Mentions: The majority (67.2%) of near miss were in a critical state at admission and this proportion was higher in public than in private hospitals (70.7% and 31.9% respectively, p = 0.000) (Figure 2). Interestingly, about a third (31.0%) of the 577 near miss who had given birth were admitted postpartum, compared to only 5.8% of all other birth related admissions (p = 0.000). Similar proportions were found among the 61 birth-related maternal deaths, 29.5% of whom were admitted in the postpartum (data not shown).

Bottom Line: The prevalence of near miss was much greater in public than in private hospitals (17.3% versus 4.2%, p = 0.000).This is the first study to document near miss in public and private hospitals in Indonesia.Close to a fifth of admissions in public hospitals were associated with near miss; and the critical state in which the women arrived suggest important delays in reaching the hospitals.

View Article: PubMed Central - HTML - PubMed

Affiliation: Centre for Family Welfare, Faculty of Public Health, University of Indonesia, Depok, Indonesia. adisasa@aya.yale.edu

ABSTRACT

Background: Falling numbers of maternal deaths have stimulated an interest in investigating cases of life threatening obstetric morbidity or near miss. The purpose of this study was to document the frequency and causes of near miss and maternal deaths in four hospitals in West Java, Indonesia.

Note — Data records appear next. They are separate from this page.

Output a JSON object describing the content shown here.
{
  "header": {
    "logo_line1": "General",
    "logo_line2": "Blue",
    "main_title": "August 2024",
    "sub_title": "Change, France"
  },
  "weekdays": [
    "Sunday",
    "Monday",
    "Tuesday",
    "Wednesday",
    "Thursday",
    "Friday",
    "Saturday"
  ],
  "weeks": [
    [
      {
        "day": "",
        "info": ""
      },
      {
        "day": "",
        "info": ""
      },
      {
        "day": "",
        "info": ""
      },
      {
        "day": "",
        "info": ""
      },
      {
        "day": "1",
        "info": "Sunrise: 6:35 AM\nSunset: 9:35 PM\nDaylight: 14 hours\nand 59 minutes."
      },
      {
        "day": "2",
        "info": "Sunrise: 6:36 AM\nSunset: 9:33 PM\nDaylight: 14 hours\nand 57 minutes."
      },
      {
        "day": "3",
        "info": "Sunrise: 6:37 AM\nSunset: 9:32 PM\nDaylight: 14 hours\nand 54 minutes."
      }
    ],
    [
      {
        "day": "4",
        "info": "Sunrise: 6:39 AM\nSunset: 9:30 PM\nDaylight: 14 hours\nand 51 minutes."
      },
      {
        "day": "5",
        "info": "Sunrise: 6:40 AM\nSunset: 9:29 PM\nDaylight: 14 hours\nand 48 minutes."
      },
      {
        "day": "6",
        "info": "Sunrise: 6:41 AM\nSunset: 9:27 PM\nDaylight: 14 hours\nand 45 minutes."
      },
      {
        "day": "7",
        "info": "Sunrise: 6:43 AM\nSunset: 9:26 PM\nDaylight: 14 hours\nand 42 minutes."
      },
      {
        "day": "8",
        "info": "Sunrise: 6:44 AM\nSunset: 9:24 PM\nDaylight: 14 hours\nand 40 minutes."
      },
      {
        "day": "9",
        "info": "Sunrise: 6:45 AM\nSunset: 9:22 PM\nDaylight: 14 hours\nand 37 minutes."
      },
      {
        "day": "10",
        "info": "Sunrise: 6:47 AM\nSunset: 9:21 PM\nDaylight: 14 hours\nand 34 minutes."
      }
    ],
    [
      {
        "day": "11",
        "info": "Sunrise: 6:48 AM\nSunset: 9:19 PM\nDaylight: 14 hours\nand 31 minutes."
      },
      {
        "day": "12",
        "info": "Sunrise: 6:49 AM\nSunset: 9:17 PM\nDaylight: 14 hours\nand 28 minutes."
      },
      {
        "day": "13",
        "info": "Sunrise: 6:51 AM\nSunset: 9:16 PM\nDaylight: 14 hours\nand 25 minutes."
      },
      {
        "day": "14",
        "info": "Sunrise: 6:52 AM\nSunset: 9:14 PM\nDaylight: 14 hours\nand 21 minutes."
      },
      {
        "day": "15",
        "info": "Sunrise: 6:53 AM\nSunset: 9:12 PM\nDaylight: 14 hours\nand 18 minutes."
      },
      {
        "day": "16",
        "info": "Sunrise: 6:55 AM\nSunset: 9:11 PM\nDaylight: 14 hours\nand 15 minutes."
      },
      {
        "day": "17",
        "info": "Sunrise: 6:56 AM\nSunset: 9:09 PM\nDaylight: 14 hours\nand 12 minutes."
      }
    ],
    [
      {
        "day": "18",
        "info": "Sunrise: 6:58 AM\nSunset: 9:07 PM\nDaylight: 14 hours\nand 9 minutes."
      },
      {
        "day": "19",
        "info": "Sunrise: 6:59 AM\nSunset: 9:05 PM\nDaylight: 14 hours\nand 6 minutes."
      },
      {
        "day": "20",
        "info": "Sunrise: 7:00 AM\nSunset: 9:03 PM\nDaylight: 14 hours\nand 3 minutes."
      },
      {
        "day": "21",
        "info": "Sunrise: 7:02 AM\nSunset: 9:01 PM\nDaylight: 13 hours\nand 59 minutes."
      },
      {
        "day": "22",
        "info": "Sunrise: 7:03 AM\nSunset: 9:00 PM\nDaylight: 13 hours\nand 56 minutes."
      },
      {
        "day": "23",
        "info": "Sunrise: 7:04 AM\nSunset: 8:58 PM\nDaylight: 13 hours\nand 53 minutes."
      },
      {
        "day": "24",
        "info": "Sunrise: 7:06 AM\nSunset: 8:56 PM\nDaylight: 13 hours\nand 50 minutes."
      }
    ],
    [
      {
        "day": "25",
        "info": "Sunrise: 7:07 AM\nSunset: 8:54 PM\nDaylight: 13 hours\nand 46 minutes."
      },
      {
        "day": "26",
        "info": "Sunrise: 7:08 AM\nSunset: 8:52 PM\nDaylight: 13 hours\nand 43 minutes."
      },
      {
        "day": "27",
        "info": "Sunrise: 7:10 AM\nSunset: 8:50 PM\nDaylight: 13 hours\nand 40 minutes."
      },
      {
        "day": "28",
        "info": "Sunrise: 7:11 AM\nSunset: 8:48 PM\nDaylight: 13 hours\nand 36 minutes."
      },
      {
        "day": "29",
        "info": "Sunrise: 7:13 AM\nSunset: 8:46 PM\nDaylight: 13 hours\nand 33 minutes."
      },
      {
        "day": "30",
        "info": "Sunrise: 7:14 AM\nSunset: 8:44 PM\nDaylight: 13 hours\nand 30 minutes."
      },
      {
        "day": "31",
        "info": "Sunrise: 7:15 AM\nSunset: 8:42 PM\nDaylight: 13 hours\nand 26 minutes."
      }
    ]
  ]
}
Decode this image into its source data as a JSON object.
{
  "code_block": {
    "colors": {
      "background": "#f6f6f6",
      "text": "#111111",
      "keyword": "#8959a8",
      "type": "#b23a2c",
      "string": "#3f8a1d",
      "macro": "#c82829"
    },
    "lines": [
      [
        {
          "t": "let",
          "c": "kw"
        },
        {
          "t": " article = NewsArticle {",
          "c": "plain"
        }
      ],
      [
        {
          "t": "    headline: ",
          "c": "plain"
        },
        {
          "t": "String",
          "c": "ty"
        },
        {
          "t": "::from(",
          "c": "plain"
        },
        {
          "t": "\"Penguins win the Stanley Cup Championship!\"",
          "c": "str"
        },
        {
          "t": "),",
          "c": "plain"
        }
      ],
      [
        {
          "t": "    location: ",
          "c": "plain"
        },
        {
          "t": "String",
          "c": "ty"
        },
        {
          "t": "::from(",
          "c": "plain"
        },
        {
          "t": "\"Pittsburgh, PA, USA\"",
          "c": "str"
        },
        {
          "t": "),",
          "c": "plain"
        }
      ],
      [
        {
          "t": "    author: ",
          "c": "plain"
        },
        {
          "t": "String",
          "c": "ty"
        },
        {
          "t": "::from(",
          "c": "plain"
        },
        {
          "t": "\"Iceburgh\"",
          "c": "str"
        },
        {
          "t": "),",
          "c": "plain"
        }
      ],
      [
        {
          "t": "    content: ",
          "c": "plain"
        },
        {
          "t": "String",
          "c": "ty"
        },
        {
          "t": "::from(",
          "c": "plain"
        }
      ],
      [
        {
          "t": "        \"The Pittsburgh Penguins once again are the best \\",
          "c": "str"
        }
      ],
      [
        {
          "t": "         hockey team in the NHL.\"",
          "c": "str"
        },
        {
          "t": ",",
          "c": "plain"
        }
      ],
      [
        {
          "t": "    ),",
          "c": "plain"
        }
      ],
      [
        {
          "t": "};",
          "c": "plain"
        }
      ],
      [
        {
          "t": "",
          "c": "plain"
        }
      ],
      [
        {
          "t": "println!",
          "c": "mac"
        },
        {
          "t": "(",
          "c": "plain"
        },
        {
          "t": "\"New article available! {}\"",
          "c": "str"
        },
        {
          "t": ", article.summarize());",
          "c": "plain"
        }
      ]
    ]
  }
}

Methods: Cross sectional study in four hospitals in two districts in Banten province, Indonesia. We reviewed registers and case notes to identify the numbers and causes of near miss and death between November 2003 and October 2004. Near miss cases were defined based on organ dysfunction, clinical and management criteria. Near miss were categorized by whether or not the woman was at a critical state at admission by reviewing the final signs at admission.

Results: The prevalence of near miss was much greater in public than in private hospitals (17.3% versus 4.2%, p = 0.000). Hemorrhage and hypertensive diseases were the most common diagnoses associated with near miss, and vascular dysfunction was the most common criterion of organ dysfunction. The occurrence of maternal deaths was 1.6%, with non-obstetric complications as the leading cause. The majority (70.7%) of near miss in public hospitals were in a critical state at admission but this proportion was much lower in private hospitals (31.9%).

Conclusion: This is the first study to document near miss in public and private hospitals in Indonesia. Close to a fifth of admissions in public hospitals were associated with near miss; and the critical state in which the women arrived suggest important delays in reaching the hospitals. Even though the private sector takes an increasingly larger share of facility-based births in Indonesia, managing obstetric emergencies remains the domain of the public sector.

Show MeSH
Related in: MedlinePlus